Eighteen months ago, I began a long-distance relationship that is turning out to be rather serious. We only get to see each other every 4-6 weeks for about 72 hours and we generally alternate locations, so as of yet I haven’t introduced him to anyone.
We had a bump early on in the relationship, which I shared with several people, but we worked through it and have built a solid foundation with good communication and high levels of trust. I don’t blab every detail about him or our relationship despite some rather pointed questions that I think are frankly nobody’s business. If we have an issue, we work it out. He is becoming my closest confidante.
My boyfriend and I are starting to make long-term plans to be together in my town soon (they will meet him then), for a period of about a year, then travel a year. Instead of being happy for me, I am being met with crazy assumptions and fears, including suspicion as to his motives and fears that he would kill me if we take off on the trip. They say, “Well it’s because we haven’t met him yet.”
My friends have always thought of me as the competent one. I have tried talking to them rationally, explaining how I have grown in this relationship and I am choosing new behaviors that I recognized I needed to change to be more successful in my romantic ties, and that I feel safe, cherished and loved.

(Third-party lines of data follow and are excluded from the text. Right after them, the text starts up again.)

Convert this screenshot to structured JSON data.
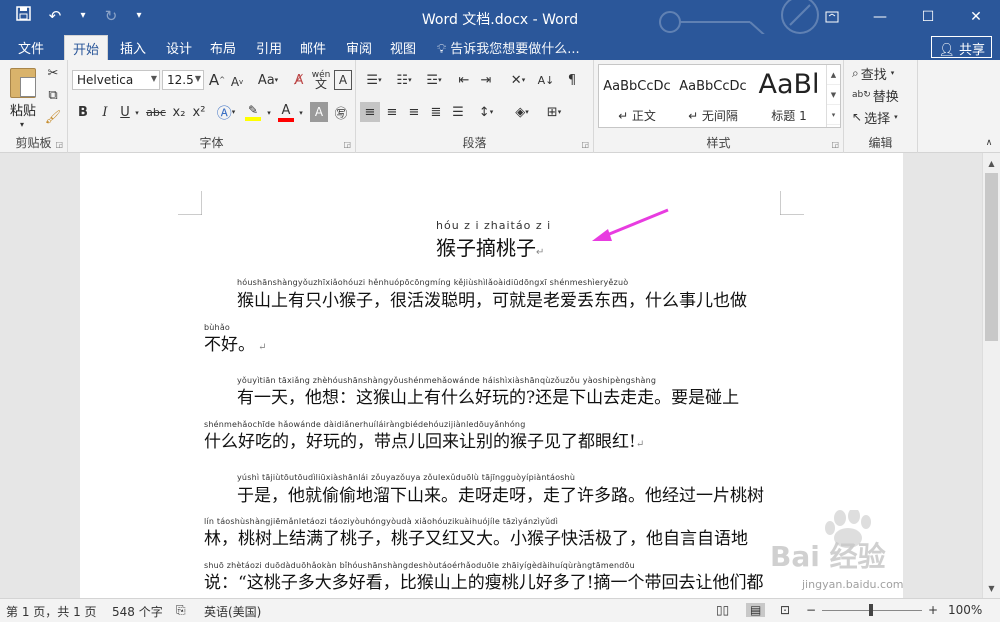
{
  "window": {
    "title": "Word 文档.docx - Word",
    "controls": [
      "ribbon-display-icon",
      "minimize-icon",
      "maximize-icon",
      "close-icon"
    ]
  },
  "tabs": {
    "file": "文件",
    "home": "开始",
    "insert": "插入",
    "design": "设计",
    "layout": "布局",
    "references": "引用",
    "mailings": "邮件",
    "review": "审阅",
    "view": "视图",
    "tellme": "告诉我您想要做什么...",
    "share": "共享"
  },
  "ribbon": {
    "clipboard": {
      "label": "剪贴板",
      "paste": "粘贴"
    },
    "font": {
      "label": "字体",
      "font_name": "Helvetica",
      "font_size": "12.5",
      "change_case": "Aa",
      "clear_format": "A",
      "bold": "B",
      "italic": "I",
      "underline": "U",
      "strike": "abc",
      "sub": "x₂",
      "sup": "x²",
      "grow": "A",
      "shrink": "A",
      "wen": "wén",
      "highlight_color": "#ffff00",
      "font_color": "#ff0000"
    },
    "paragraph": {
      "label": "段落"
    },
    "styles": {
      "label": "样式",
      "items": [
        {
          "sample": "AaBbCcDc",
          "name": "↵ 正文"
        },
        {
          "sample": "AaBbCcDc",
          "name": "↵ 无间隔"
        },
        {
          "sample": "AaBl",
          "name": "标题 1"
        }
      ]
    },
    "editing": {
      "label": "编辑",
      "find": "查找",
      "replace": "替换",
      "select": "选择"
    }
  },
  "document": {
    "title_pinyin": "hóu z i zhaitáo z i",
    "title": "猴子摘桃子",
    "lines": [
      {
        "pinyin": "hóushānshàngyǒuzhīxiǎohóuzi   hěnhuópōcōngmíng   kějiùshìlǎoàidiūdōngxī   shénmeshìeryězuò",
        "text": "猴山上有只小猴子，很活泼聪明，可就是老爱丢东西，什么事儿也做",
        "indent": true
      },
      {
        "pinyin": "bùhǎo",
        "text": "不好。",
        "indent": false,
        "mark": true
      },
      {
        "pinyin": "yǒuyìtiān   tāxiǎng   zhèhóushānshàngyǒushénmehǎowánde   háishìxiàshānqùzǒuzǒu   yàoshipèngshàng",
        "text": "有一天，他想：这猴山上有什么好玩的?还是下山去走走。要是碰上",
        "indent": true
      },
      {
        "pinyin": "shénmehǎochīde   hǎowánde   dàidiǎnerhuíláiràngbiédehóuzijiànledōuyǎnhóng",
        "text": "什么好吃的，好玩的，带点儿回来让别的猴子见了都眼红!",
        "indent": false,
        "mark": true
      },
      {
        "pinyin": "yúshì   tājiùtōutōudìliūxiàshānlái   zǒuyazǒuya   zǒulexǔduōlù   tājīngguòyípiàntáoshù",
        "text": "于是，他就偷偷地溜下山来。走呀走呀，走了许多路。他经过一片桃树",
        "indent": true
      },
      {
        "pinyin": "lín   táoshùshàngjiēmǎnletáozi   táoziyòuhóngyòudà   xiǎohóuzikuàihuójíle   tāzìyánzìyǔdì",
        "text": "林，桃树上结满了桃子，桃子又红又大。小猴子快活极了，他自言自语地",
        "indent": false
      },
      {
        "pinyin": "shuō   zhètáozi duōdàduōhǎokàn   bǐhóushānshàngdeshòutáoérhǎoduōle   zhāiyígèdàihuíqùràngtāmendōu",
        "text": "说：“这桃子多大多好看，比猴山上的瘦桃儿好多了!摘一个带回去让他们都",
        "indent": false
      }
    ]
  },
  "watermark": {
    "brand": "Bai  经验",
    "url": "jingyan.baidu.com"
  },
  "status": {
    "page": "第 1 页，共 1 页",
    "words": "548 个字",
    "language": "英语(美国)",
    "zoom": "100%",
    "zoom_minus": "−",
    "zoom_plus": "+"
  }
}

How do I get through to them that they will meet him in time, but their approval is not going to be a determining factor in my decision to move forward?
The Longtime Single Friend
If you’re selling me a car and it has a great engine, I’ll find that out myself when I drive it and do my research.
If you tell me 17 times that the engine is great, I’ll conclude the engine is faulty and shop somewhere else.
I might be wrong; it might be a great car. I’m just talking about impressions.
The impression you and your relationship have made on your long, long-time friends might be wrong (their concerns do sound over the top), but your how-do-I-get-through-to-them campaign is only making it worse.
That’s because people who are comfortably living on their own terms don’t announce that to people. Their comfort speaks for itself through the absence of any need or impulse to sell.
So, your efforts to sell your friends on your relationship unwittingly cast it as problematic. That clear if unwitting statement of your discomfort; plus your keeping the guy hidden for more than a year from these apparent mainstays of your life; plus your sharing an early relationship “bump” and then nothing at all since, justified by a taut none-of-their-business; plus that whiff of your being invested in your image as “the competent one”; plus those noticeable, relationship-motivated changes in your behavior that you offer up here as self-motivated improvement; plus the other smiley faces you’ve drawn on every possible negative aspect of your story — and it’s no wonder these friends are going nuts.
If you really want to make the cloud of suspicion go away, then do what people do when they’re not even thinking about clouds, suspicions, bumps, foundations, competence, rationality, explanations, growth, new behaviors, old behaviors, or what their cackling old friends think: Introduce him to your friends.
And do be careful with him. Maybe the engine is in fact good, but it’s always wise to ask why you’re protesting so much.